Several years ago, a gardening workshop I attended with some girlfriends nearly sent me to the floor of my closet with a blanket pulled over my head. The very sweet presenter spent an hour chatting merrily about planting bulbs and potting soil and the merits of various fertilizers. She showed us stunning arrangements of vibrant annuals and extolled the benefits of planting various perennials for a lush and colorful backyard. I sat there smiling and nodding and taking copious notes. I bought tools. And gardening clogs. And bulbs. And potting soil. And I never planted a thing.
I left that workshop so completely overwhelmed by information and so intimidated by the prospect of failure that I just gave up altogether. That adorable lady who ran the workshop would be so disappointed if she knew this. She’d be sad. She’d wonder where she went wrong!
When you’re already good at something, it seems so easy. You excitedly share your passion – be it gardening or fashion or quilting or scrapbooking – with anyone who will listen. You could go on for hours sharing all sorts of inside information that any self-respecting friend of yours would be lucky to learn.
When you’re the one trying to learn, however, it’s anything but easy. You yearn for someone to tell you just what you need to know and nothing more. You wish everyone would stop throwing around complicated terms that you don’t understand and acting like it was a piece of cake. It’s not a piece of cake to you. Far from it.
This is what used to happen when I started to talk to someone about cooking. People nodded politely. If they were a client, they took notes. They enthusiastically oohed and ahhed over suggestions I made. They said things like “That sounds delicious!” and “I can’t wait to try it!” But more often than I’d like, when they got in their car and drove home, they never turned on the stove.

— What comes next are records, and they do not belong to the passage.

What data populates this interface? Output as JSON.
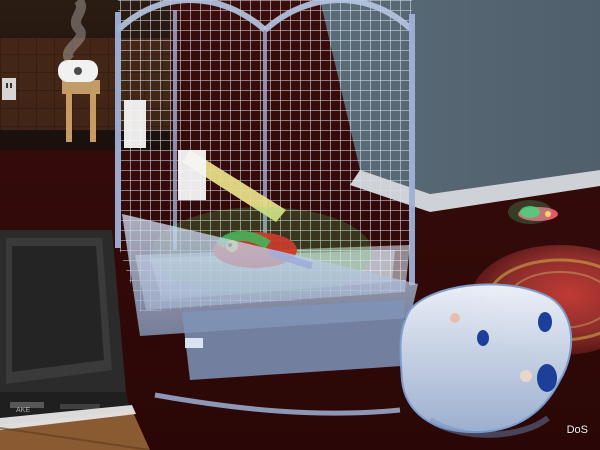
{
  "scene": {
    "description_style": "screenshot",
    "watermark": "DoS",
    "objects": {
      "cage": "bird-cage",
      "bird": "parrot",
      "tv": "crt-television",
      "table": "side-table",
      "humidifier": "humidifier",
      "pet_bed": "pet-bed",
      "rug": "oriental-rug",
      "floor": "carpet-floor",
      "wall": "blue-gray-wall",
      "toy": "glowing-toy"
    },
    "colors": {
      "wall": "#5f6f7c",
      "carpet": "#4a1412",
      "cage": "#a9b9d8",
      "tray": "#c9d7ef",
      "stand": "#7f94b8",
      "bird_body": "#c83c2a",
      "bird_green": "#41b45a",
      "tv": "#2b2b2b",
      "bed": "#dfe8f5",
      "wood": "#6a3c1f",
      "rug": "#8b2d2a",
      "toy": "#4bd27f"
    }
  }
}
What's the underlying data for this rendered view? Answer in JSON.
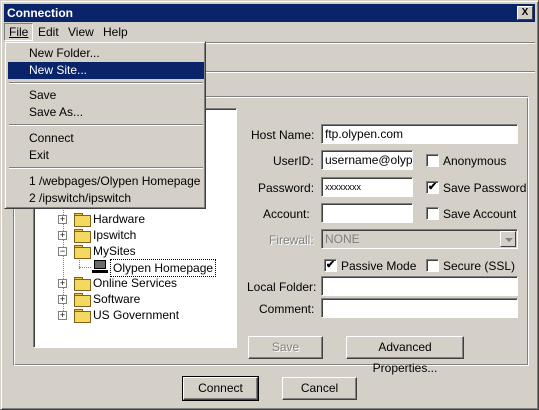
{
  "window": {
    "title": "Connection",
    "close_label": "X"
  },
  "menubar": {
    "items": [
      "File",
      "Edit",
      "View",
      "Help"
    ]
  },
  "file_menu": {
    "items": [
      "New Folder...",
      "New Site...",
      "Save",
      "Save As...",
      "Connect",
      "Exit",
      "1 /webpages/Olypen Homepage",
      "2 /ipswitch/ipswitch"
    ],
    "highlighted": "New Site..."
  },
  "tree": {
    "items": [
      {
        "label": "Hardware",
        "type": "folder"
      },
      {
        "label": "Ipswitch",
        "type": "folder"
      },
      {
        "label": "MySites",
        "type": "folder",
        "expanded": true
      },
      {
        "label": "Olypen Homepage",
        "type": "site",
        "selected": true
      },
      {
        "label": "Online Services",
        "type": "folder"
      },
      {
        "label": "Software",
        "type": "folder"
      },
      {
        "label": "US Government",
        "type": "folder"
      }
    ]
  },
  "form": {
    "host_name_label": "Host Name:",
    "host_name_value": "ftp.olypen.com",
    "userid_label": "UserID:",
    "userid_value": "username@olypen.com",
    "password_label": "Password:",
    "password_value": "xxxxxxxx",
    "account_label": "Account:",
    "account_value": "",
    "firewall_label": "Firewall:",
    "firewall_value": "NONE",
    "local_folder_label": "Local Folder:",
    "local_folder_value": "",
    "comment_label": "Comment:",
    "comment_value": "",
    "anonymous_label": "Anonymous",
    "anonymous_checked": false,
    "save_password_label": "Save Password",
    "save_password_checked": true,
    "save_account_label": "Save Account",
    "save_account_checked": false,
    "passive_mode_label": "Passive Mode",
    "passive_mode_checked": true,
    "secure_ssl_label": "Secure (SSL)",
    "secure_ssl_checked": false,
    "check_mark": "✔"
  },
  "buttons": {
    "save": "Save",
    "advanced": "Advanced Properties...",
    "connect": "Connect",
    "cancel": "Cancel"
  },
  "colors": {
    "face": "#d4d0c8",
    "titlebar": "#0a246a",
    "highlight": "#0a246a"
  }
}
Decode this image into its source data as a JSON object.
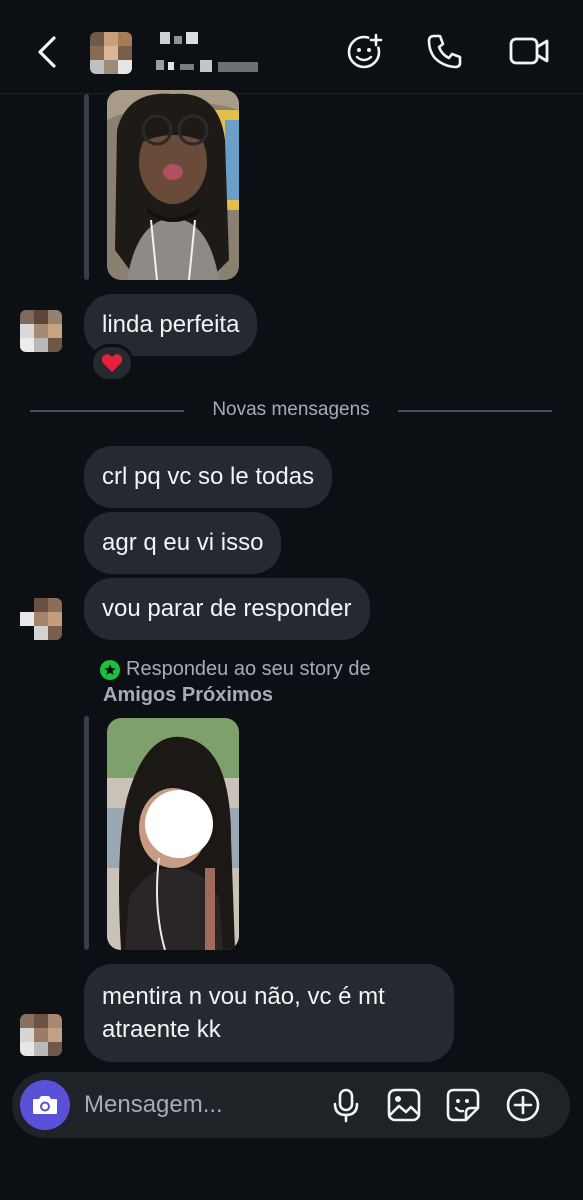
{
  "header": {
    "back_icon": "chevron-left-icon",
    "avatar": "pixelated-profile-photo",
    "contact_name": "",
    "actions": [
      "sparkle-face-icon",
      "phone-icon",
      "video-camera-icon"
    ]
  },
  "thread": {
    "messages": [
      {
        "text": "linda perfeita",
        "reaction": "❤️"
      },
      {
        "text": "crl pq vc so le todas"
      },
      {
        "text": "agr q eu vi isso"
      },
      {
        "text": "vou parar de responder"
      },
      {
        "text": "mentira n vou não, vc é mt atraente kk"
      }
    ],
    "divider_label": "Novas mensagens",
    "reply_note": {
      "line1": "Respondeu ao seu story de",
      "line2": "Amigos Próximos"
    }
  },
  "composer": {
    "placeholder": "Mensagem...",
    "camera_icon": "camera-icon",
    "actions": [
      "microphone-icon",
      "image-icon",
      "sticker-icon",
      "plus-icon"
    ]
  },
  "colors": {
    "background": "#0c0f14",
    "bubble": "#262930",
    "camera_button": "#5b51d8",
    "close_friends_badge": "#1bbf3a"
  }
}
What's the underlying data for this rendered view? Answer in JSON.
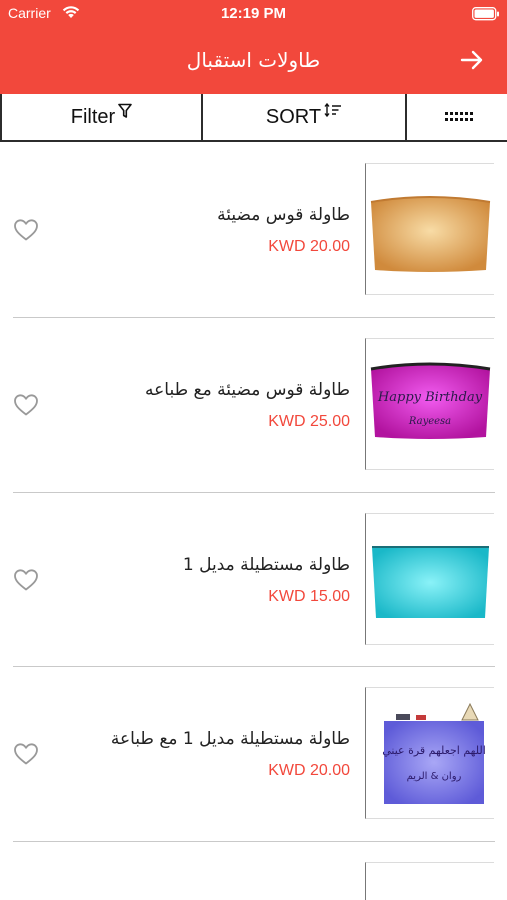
{
  "status_bar": {
    "carrier": "Carrier",
    "time": "12:19 PM"
  },
  "header": {
    "title": "طاولات استقبال"
  },
  "toolbar": {
    "filter_label": "Filter",
    "sort_label": "SORT"
  },
  "products": [
    {
      "name": "طاولة قوس مضيئة",
      "price": "KWD 20.00",
      "color": "#e9a95a"
    },
    {
      "name": "طاولة قوس مضيئة مع طباعه",
      "price": "KWD 25.00",
      "color": "#d21ec9",
      "print_text": "Happy Birthday",
      "print_name": "Rayeesa"
    },
    {
      "name": "طاولة مستطيلة مديل 1",
      "price": "KWD 15.00",
      "color": "#30d4e2"
    },
    {
      "name": "طاولة مستطيلة مديل 1 مع طباعة",
      "price": "KWD 20.00",
      "color": "#7c79e6",
      "print_text": "اللهم اجعلهم قرة عيني",
      "print_name": "روان & الريم"
    }
  ],
  "colors": {
    "accent": "#f2483c"
  }
}
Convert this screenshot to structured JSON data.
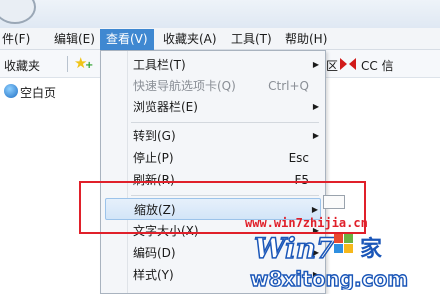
{
  "menubar": {
    "items": [
      {
        "label": "件(F)"
      },
      {
        "label": "编辑(E)"
      },
      {
        "label": "查看(V)"
      },
      {
        "label": "收藏夹(A)"
      },
      {
        "label": "工具(T)"
      },
      {
        "label": "帮助(H)"
      }
    ]
  },
  "favbar": {
    "favorites_label": "收藏夹",
    "region_text": "区",
    "cc_label": "CC 信"
  },
  "tab": {
    "label": "空白页"
  },
  "view_menu": {
    "items": [
      {
        "label": "工具栏(T)",
        "shortcut": "",
        "submenu": true,
        "disabled": false
      },
      {
        "label": "快速导航选项卡(Q)",
        "shortcut": "Ctrl+Q",
        "submenu": false,
        "disabled": true
      },
      {
        "label": "浏览器栏(E)",
        "shortcut": "",
        "submenu": true,
        "disabled": false
      },
      {
        "label": "转到(G)",
        "shortcut": "",
        "submenu": true,
        "disabled": false
      },
      {
        "label": "停止(P)",
        "shortcut": "Esc",
        "submenu": false,
        "disabled": false
      },
      {
        "label": "刷新(R)",
        "shortcut": "F5",
        "submenu": false,
        "disabled": false
      },
      {
        "label": "缩放(Z)",
        "shortcut": "",
        "submenu": true,
        "disabled": false
      },
      {
        "label": "文字大小(X)",
        "shortcut": "",
        "submenu": true,
        "disabled": false
      },
      {
        "label": "编码(D)",
        "shortcut": "",
        "submenu": true,
        "disabled": false
      },
      {
        "label": "样式(Y)",
        "shortcut": "",
        "submenu": true,
        "disabled": false
      }
    ]
  },
  "watermark": {
    "url": "www.win7zhijia.cn",
    "site": "w8xitong.com",
    "brand": "Win7"
  },
  "colors": {
    "menu_highlight": "#3f88d1",
    "annotation_red": "#e0202a",
    "watermark_blue": "#1a56b8"
  }
}
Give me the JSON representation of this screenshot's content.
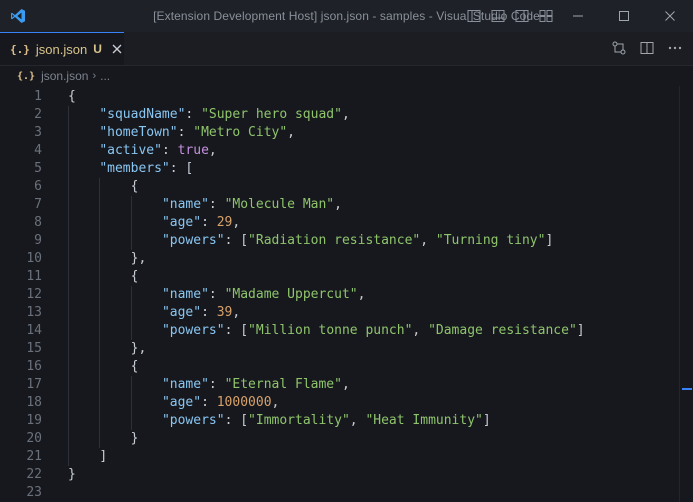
{
  "window": {
    "title": "[Extension Development Host] json.json - samples - Visual Studio Code"
  },
  "tab": {
    "icon_glyph": "{.}",
    "label": "json.json",
    "status": "U",
    "icon": "json-file-icon"
  },
  "breadcrumb": {
    "icon_glyph": "{.}",
    "file": "json.json",
    "separator": "›",
    "rest": "..."
  },
  "colors": {
    "accent": "#3a82f7",
    "key": "#8ac6f2",
    "string": "#8fc46c",
    "number": "#d7a26b",
    "keyword": "#c68fe0"
  },
  "code_lines": [
    {
      "n": "1",
      "indent": 0,
      "tokens": [
        [
          "pun",
          "{"
        ]
      ]
    },
    {
      "n": "2",
      "indent": 1,
      "tokens": [
        [
          "key",
          "\"squadName\""
        ],
        [
          "pun",
          ": "
        ],
        [
          "str",
          "\"Super hero squad\""
        ],
        [
          "pun",
          ","
        ]
      ]
    },
    {
      "n": "3",
      "indent": 1,
      "tokens": [
        [
          "key",
          "\"homeTown\""
        ],
        [
          "pun",
          ": "
        ],
        [
          "str",
          "\"Metro City\""
        ],
        [
          "pun",
          ","
        ]
      ]
    },
    {
      "n": "4",
      "indent": 1,
      "tokens": [
        [
          "key",
          "\"active\""
        ],
        [
          "pun",
          ": "
        ],
        [
          "kw",
          "true"
        ],
        [
          "pun",
          ","
        ]
      ]
    },
    {
      "n": "5",
      "indent": 1,
      "tokens": [
        [
          "key",
          "\"members\""
        ],
        [
          "pun",
          ": ["
        ]
      ]
    },
    {
      "n": "6",
      "indent": 2,
      "tokens": [
        [
          "pun",
          "{"
        ]
      ]
    },
    {
      "n": "7",
      "indent": 3,
      "tokens": [
        [
          "key",
          "\"name\""
        ],
        [
          "pun",
          ": "
        ],
        [
          "str",
          "\"Molecule Man\""
        ],
        [
          "pun",
          ","
        ]
      ]
    },
    {
      "n": "8",
      "indent": 3,
      "tokens": [
        [
          "key",
          "\"age\""
        ],
        [
          "pun",
          ": "
        ],
        [
          "num",
          "29"
        ],
        [
          "pun",
          ","
        ]
      ]
    },
    {
      "n": "9",
      "indent": 3,
      "tokens": [
        [
          "key",
          "\"powers\""
        ],
        [
          "pun",
          ": ["
        ],
        [
          "str",
          "\"Radiation resistance\""
        ],
        [
          "pun",
          ", "
        ],
        [
          "str",
          "\"Turning tiny\""
        ],
        [
          "pun",
          "]"
        ]
      ]
    },
    {
      "n": "10",
      "indent": 2,
      "tokens": [
        [
          "pun",
          "},"
        ]
      ]
    },
    {
      "n": "11",
      "indent": 2,
      "tokens": [
        [
          "pun",
          "{"
        ]
      ]
    },
    {
      "n": "12",
      "indent": 3,
      "tokens": [
        [
          "key",
          "\"name\""
        ],
        [
          "pun",
          ": "
        ],
        [
          "str",
          "\"Madame Uppercut\""
        ],
        [
          "pun",
          ","
        ]
      ]
    },
    {
      "n": "13",
      "indent": 3,
      "tokens": [
        [
          "key",
          "\"age\""
        ],
        [
          "pun",
          ": "
        ],
        [
          "num",
          "39"
        ],
        [
          "pun",
          ","
        ]
      ]
    },
    {
      "n": "14",
      "indent": 3,
      "tokens": [
        [
          "key",
          "\"powers\""
        ],
        [
          "pun",
          ": ["
        ],
        [
          "str",
          "\"Million tonne punch\""
        ],
        [
          "pun",
          ", "
        ],
        [
          "str",
          "\"Damage resistance\""
        ],
        [
          "pun",
          "]"
        ]
      ]
    },
    {
      "n": "15",
      "indent": 2,
      "tokens": [
        [
          "pun",
          "},"
        ]
      ]
    },
    {
      "n": "16",
      "indent": 2,
      "tokens": [
        [
          "pun",
          "{"
        ]
      ]
    },
    {
      "n": "17",
      "indent": 3,
      "tokens": [
        [
          "key",
          "\"name\""
        ],
        [
          "pun",
          ": "
        ],
        [
          "str",
          "\"Eternal Flame\""
        ],
        [
          "pun",
          ","
        ]
      ]
    },
    {
      "n": "18",
      "indent": 3,
      "tokens": [
        [
          "key",
          "\"age\""
        ],
        [
          "pun",
          ": "
        ],
        [
          "num",
          "1000000"
        ],
        [
          "pun",
          ","
        ]
      ]
    },
    {
      "n": "19",
      "indent": 3,
      "tokens": [
        [
          "key",
          "\"powers\""
        ],
        [
          "pun",
          ": ["
        ],
        [
          "str",
          "\"Immortality\""
        ],
        [
          "pun",
          ", "
        ],
        [
          "str",
          "\"Heat Immunity\""
        ],
        [
          "pun",
          "]"
        ]
      ]
    },
    {
      "n": "20",
      "indent": 2,
      "tokens": [
        [
          "pun",
          "}"
        ]
      ]
    },
    {
      "n": "21",
      "indent": 1,
      "tokens": [
        [
          "pun",
          "]"
        ]
      ]
    },
    {
      "n": "22",
      "indent": 0,
      "tokens": [
        [
          "pun",
          "}"
        ]
      ]
    },
    {
      "n": "23",
      "indent": 0,
      "tokens": []
    }
  ]
}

Once I caught on to this, and got over my sadness and merciless self-criticism, I was bound and determined to change the outcome. I don’t want people to listen to me talk about cooking – I want them to actually cook! The research is so clear that cooking for yourself at home is one of the very best things you can do to improve your health and well-being. It’s why Nourish places such an emphasis on healthy eating out of all the healthy lifestyle habits out there for you to adopt! Being able to turn a few simple ingredients into a nourishing meal makes it far easier to control your weight and your overall health.
So now, when I get into a conversation about cooking, especially with a novice, I try to remember that gardening class. I don’t throw around fancy cooking terms like braise and simmer and blanch. I don’t spout off ten adaptations she could make to the simple recipe I’m sharing – I just share the recipe. I write it down. I tell her to call me if she gets confused in the middle of making it. I send her pictures or videos if I have them. Or, better yet, I offer to cook with her.
If you’re one of the sweet followers who has read the Nourish blog for a while but who hasn’t actually gotten up the nerve to cook anything, will you reach out to me? Post a question in comments below this post or any recipe post in our archives. Drop me an email. Send me a message via Facebook. I am here for you, and so are the hundreds of people reading this blog or in our Facebook community, many of whom are accomplished home cooks who would be delighted to demystify healthy cooking for you. We’re all here to help. So please, don’t panic….just cook!